• _Goal of the exercise_
Give the entries again exactly, every one of them.

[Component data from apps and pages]
□ □ □ □ □ □ □
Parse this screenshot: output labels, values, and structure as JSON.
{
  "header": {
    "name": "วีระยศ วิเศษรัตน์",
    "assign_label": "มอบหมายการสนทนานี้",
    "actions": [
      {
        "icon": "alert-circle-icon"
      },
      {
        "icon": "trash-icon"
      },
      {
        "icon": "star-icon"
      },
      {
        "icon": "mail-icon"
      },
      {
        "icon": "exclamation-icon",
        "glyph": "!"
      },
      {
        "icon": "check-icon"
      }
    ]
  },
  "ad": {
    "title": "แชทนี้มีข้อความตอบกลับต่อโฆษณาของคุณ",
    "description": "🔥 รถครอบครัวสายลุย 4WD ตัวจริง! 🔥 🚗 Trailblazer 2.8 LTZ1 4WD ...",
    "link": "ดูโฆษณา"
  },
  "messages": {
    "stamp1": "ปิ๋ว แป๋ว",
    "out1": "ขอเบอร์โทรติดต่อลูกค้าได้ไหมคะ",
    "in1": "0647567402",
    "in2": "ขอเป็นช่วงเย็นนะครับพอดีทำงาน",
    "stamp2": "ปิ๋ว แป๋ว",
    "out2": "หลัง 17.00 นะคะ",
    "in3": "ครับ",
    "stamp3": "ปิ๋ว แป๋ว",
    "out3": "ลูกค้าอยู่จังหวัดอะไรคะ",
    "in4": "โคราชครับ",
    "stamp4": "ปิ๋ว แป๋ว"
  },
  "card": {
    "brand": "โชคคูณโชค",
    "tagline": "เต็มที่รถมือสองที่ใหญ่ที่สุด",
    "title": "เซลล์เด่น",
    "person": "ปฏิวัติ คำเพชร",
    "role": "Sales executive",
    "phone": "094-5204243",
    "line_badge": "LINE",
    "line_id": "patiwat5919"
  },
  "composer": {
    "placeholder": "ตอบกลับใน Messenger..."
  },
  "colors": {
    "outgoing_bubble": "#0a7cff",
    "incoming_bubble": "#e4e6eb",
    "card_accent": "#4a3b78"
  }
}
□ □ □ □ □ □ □
• _Output below_
Parse this screenshot: output labels, values, and structure as JSON.
{
  "header": {
    "name": "วีระยศ วิเศษรัตน์",
    "assign_label": "มอบหมายการสนทนานี้",
    "actions": [
      {
        "icon": "alert-circle-icon"
      },
      {
        "icon": "trash-icon"
      },
      {
        "icon": "star-icon"
      },
      {
        "icon": "mail-icon"
      },
      {
        "icon": "exclamation-icon",
        "glyph": "!"
      },
      {
        "icon": "check-icon"
      }
    ]
  },
  "ad": {
    "title": "แชทนี้มีข้อความตอบกลับต่อโฆษณาของคุณ",
    "description": "🔥 รถครอบครัวสายลุย 4WD ตัวจริง! 🔥 🚗 Trailblazer 2.8 LTZ1 4WD ...",
    "link": "ดูโฆษณา"
  },
  "messages": {
    "stamp1": "ปิ๋ว แป๋ว",
    "out1": "ขอเบอร์โทรติดต่อลูกค้าได้ไหมคะ",
    "in1": "0647567402",
    "in2": "ขอเป็นช่วงเย็นนะครับพอดีทำงาน",
    "stamp2": "ปิ๋ว แป๋ว",
    "out2": "หลัง 17.00 นะคะ",
    "in3": "ครับ",
    "stamp3": "ปิ๋ว แป๋ว",
    "out3": "ลูกค้าอยู่จังหวัดอะไรคะ",
    "in4": "โคราชครับ",
    "stamp4": "ปิ๋ว แป๋ว"
  },
  "card": {
    "brand": "โชคคูณโชค",
    "tagline": "เต็มที่รถมือสองที่ใหญ่ที่สุด",
    "title": "เซลล์เด่น",
    "person": "ปฏิวัติ คำเพชร",
    "role": "Sales executive",
    "phone": "094-5204243",
    "line_badge": "LINE",
    "line_id": "patiwat5919"
  },
  "composer": {
    "placeholder": "ตอบกลับใน Messenger..."
  },
  "colors": {
    "outgoing_bubble": "#0a7cff",
    "incoming_bubble": "#e4e6eb",
    "card_accent": "#4a3b78"
  }
}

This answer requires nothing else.